# EXERCISE DIRECTIONS
Once the images are set aside, print the remaining lines below exactly.

# LISTED RECORDS

*****

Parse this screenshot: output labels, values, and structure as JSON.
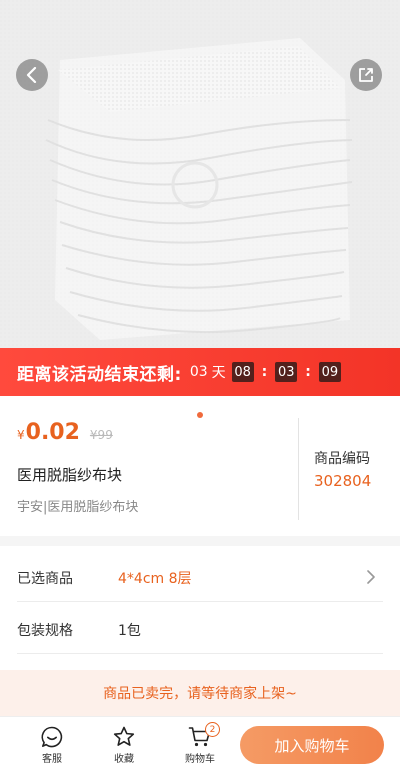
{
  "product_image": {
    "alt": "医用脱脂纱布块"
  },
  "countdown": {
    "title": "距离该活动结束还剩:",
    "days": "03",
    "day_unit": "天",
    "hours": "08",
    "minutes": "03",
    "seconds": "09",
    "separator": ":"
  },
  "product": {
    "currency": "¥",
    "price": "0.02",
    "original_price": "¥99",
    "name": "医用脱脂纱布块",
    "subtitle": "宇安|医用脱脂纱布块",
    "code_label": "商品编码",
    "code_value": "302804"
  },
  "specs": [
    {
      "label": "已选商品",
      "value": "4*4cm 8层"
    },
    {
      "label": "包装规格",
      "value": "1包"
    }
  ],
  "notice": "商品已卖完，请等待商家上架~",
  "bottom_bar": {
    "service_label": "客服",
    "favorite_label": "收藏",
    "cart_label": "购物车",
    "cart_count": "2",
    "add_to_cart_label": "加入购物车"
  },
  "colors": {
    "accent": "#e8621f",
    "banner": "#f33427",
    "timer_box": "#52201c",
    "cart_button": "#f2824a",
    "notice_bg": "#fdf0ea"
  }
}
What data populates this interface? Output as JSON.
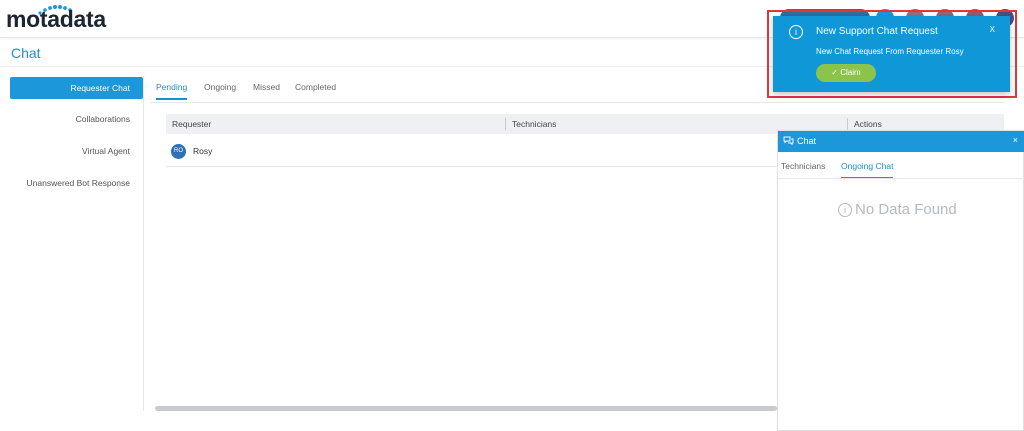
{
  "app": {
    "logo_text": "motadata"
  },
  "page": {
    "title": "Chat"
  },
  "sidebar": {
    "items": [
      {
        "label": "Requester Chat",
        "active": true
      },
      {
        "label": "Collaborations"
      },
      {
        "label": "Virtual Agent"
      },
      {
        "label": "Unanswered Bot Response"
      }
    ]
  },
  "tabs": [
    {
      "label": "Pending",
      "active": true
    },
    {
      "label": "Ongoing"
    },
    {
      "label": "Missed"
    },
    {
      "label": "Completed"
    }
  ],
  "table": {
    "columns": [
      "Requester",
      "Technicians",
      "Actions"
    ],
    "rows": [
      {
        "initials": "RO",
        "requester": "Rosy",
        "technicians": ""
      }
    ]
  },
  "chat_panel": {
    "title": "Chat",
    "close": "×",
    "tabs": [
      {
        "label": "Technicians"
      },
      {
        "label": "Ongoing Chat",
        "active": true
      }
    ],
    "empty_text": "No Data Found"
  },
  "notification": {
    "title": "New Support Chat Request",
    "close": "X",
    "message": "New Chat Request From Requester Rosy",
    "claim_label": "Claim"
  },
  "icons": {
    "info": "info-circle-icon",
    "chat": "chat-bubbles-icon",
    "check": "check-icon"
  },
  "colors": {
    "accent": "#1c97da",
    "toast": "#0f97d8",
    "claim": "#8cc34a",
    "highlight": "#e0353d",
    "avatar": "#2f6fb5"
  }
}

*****

# ANSWER TO THIS TASK
Parse this screenshot: output labels, values, and structure as JSON.
{
  "product_image": {
    "alt": "医用脱脂纱布块"
  },
  "countdown": {
    "title": "距离该活动结束还剩:",
    "days": "03",
    "day_unit": "天",
    "hours": "08",
    "minutes": "03",
    "seconds": "09",
    "separator": ":"
  },
  "product": {
    "currency": "¥",
    "price": "0.02",
    "original_price": "¥99",
    "name": "医用脱脂纱布块",
    "subtitle": "宇安|医用脱脂纱布块",
    "code_label": "商品编码",
    "code_value": "302804"
  },
  "specs": [
    {
      "label": "已选商品",
      "value": "4*4cm 8层"
    },
    {
      "label": "包装规格",
      "value": "1包"
    }
  ],
  "notice": "商品已卖完，请等待商家上架~",
  "bottom_bar": {
    "service_label": "客服",
    "favorite_label": "收藏",
    "cart_label": "购物车",
    "cart_count": "2",
    "add_to_cart_label": "加入购物车"
  },
  "colors": {
    "accent": "#e8621f",
    "banner": "#f33427",
    "timer_box": "#52201c",
    "cart_button": "#f2824a",
    "notice_bg": "#fdf0ea"
  }
}
What data populates this interface? Output as JSON.
{
  "app": {
    "logo_text": "motadata"
  },
  "page": {
    "title": "Chat"
  },
  "sidebar": {
    "items": [
      {
        "label": "Requester Chat",
        "active": true
      },
      {
        "label": "Collaborations"
      },
      {
        "label": "Virtual Agent"
      },
      {
        "label": "Unanswered Bot Response"
      }
    ]
  },
  "tabs": [
    {
      "label": "Pending",
      "active": true
    },
    {
      "label": "Ongoing"
    },
    {
      "label": "Missed"
    },
    {
      "label": "Completed"
    }
  ],
  "table": {
    "columns": [
      "Requester",
      "Technicians",
      "Actions"
    ],
    "rows": [
      {
        "initials": "RO",
        "requester": "Rosy",
        "technicians": ""
      }
    ]
  },
  "chat_panel": {
    "title": "Chat",
    "close": "×",
    "tabs": [
      {
        "label": "Technicians"
      },
      {
        "label": "Ongoing Chat",
        "active": true
      }
    ],
    "empty_text": "No Data Found"
  },
  "notification": {
    "title": "New Support Chat Request",
    "close": "X",
    "message": "New Chat Request From Requester Rosy",
    "claim_label": "Claim"
  },
  "icons": {
    "info": "info-circle-icon",
    "chat": "chat-bubbles-icon",
    "check": "check-icon"
  },
  "colors": {
    "accent": "#1c97da",
    "toast": "#0f97d8",
    "claim": "#8cc34a",
    "highlight": "#e0353d",
    "avatar": "#2f6fb5"
  }
}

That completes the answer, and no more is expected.